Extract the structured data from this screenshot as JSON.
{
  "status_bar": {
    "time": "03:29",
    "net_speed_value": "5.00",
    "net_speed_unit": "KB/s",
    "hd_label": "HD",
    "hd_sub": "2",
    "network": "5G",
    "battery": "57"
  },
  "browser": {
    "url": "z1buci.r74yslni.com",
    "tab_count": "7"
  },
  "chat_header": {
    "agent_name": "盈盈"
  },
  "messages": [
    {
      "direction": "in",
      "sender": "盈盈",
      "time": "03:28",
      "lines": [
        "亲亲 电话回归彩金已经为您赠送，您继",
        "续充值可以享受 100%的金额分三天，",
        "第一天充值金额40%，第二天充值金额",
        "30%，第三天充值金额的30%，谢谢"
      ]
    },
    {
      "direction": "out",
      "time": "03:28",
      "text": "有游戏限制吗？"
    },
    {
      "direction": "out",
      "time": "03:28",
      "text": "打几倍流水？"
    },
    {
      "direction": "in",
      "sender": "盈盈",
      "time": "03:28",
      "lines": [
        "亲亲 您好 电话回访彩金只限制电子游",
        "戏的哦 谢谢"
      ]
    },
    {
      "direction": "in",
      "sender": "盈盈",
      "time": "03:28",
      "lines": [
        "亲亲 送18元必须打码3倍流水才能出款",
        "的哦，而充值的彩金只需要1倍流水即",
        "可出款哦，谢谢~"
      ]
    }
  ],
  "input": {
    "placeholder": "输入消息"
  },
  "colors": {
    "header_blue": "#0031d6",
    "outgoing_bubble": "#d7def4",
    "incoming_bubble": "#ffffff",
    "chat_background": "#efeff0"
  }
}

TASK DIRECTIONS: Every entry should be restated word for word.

RESULT FOR THIS EXERCISE:
Extract the structured data from this screenshot as JSON.
{
  "status_bar": {
    "time": "03:29",
    "net_speed_value": "5.00",
    "net_speed_unit": "KB/s",
    "hd_label": "HD",
    "hd_sub": "2",
    "network": "5G",
    "battery": "57"
  },
  "browser": {
    "url": "z1buci.r74yslni.com",
    "tab_count": "7"
  },
  "chat_header": {
    "agent_name": "盈盈"
  },
  "messages": [
    {
      "direction": "in",
      "sender": "盈盈",
      "time": "03:28",
      "lines": [
        "亲亲 电话回归彩金已经为您赠送，您继",
        "续充值可以享受 100%的金额分三天，",
        "第一天充值金额40%，第二天充值金额",
        "30%，第三天充值金额的30%，谢谢"
      ]
    },
    {
      "direction": "out",
      "time": "03:28",
      "text": "有游戏限制吗？"
    },
    {
      "direction": "out",
      "time": "03:28",
      "text": "打几倍流水？"
    },
    {
      "direction": "in",
      "sender": "盈盈",
      "time": "03:28",
      "lines": [
        "亲亲 您好 电话回访彩金只限制电子游",
        "戏的哦 谢谢"
      ]
    },
    {
      "direction": "in",
      "sender": "盈盈",
      "time": "03:28",
      "lines": [
        "亲亲 送18元必须打码3倍流水才能出款",
        "的哦，而充值的彩金只需要1倍流水即",
        "可出款哦，谢谢~"
      ]
    }
  ],
  "input": {
    "placeholder": "输入消息"
  },
  "colors": {
    "header_blue": "#0031d6",
    "outgoing_bubble": "#d7def4",
    "incoming_bubble": "#ffffff",
    "chat_background": "#efeff0"
  }
}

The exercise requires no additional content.